**Work instructions**. Please copy every line from the records below that contains the string "name".

Records contained in a dataset:
↓↓↓

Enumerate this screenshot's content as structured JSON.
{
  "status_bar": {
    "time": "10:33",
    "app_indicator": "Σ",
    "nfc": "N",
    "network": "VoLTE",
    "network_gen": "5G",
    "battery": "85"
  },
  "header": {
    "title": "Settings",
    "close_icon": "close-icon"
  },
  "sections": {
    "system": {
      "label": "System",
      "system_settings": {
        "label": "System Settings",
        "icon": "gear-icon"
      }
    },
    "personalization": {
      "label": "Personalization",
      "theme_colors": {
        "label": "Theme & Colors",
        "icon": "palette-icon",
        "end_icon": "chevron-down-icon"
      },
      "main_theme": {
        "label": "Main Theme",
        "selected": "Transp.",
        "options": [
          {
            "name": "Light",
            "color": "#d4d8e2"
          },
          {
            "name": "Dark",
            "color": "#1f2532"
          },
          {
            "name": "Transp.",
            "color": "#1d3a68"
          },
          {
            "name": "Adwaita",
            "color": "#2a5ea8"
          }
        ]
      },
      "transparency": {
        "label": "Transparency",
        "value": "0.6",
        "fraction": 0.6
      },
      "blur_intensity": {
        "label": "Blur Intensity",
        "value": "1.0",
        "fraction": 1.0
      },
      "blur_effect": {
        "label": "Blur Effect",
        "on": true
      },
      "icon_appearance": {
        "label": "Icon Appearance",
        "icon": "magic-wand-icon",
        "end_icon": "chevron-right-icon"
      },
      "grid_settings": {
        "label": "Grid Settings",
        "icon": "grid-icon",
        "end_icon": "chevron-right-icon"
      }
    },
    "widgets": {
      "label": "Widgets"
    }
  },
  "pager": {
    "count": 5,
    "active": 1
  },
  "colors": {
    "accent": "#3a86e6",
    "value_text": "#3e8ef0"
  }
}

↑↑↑

**Expected answer**.
            "name": "Light",
            "name": "Dark",
            "name": "Transp.",
            "name": "Adwaita",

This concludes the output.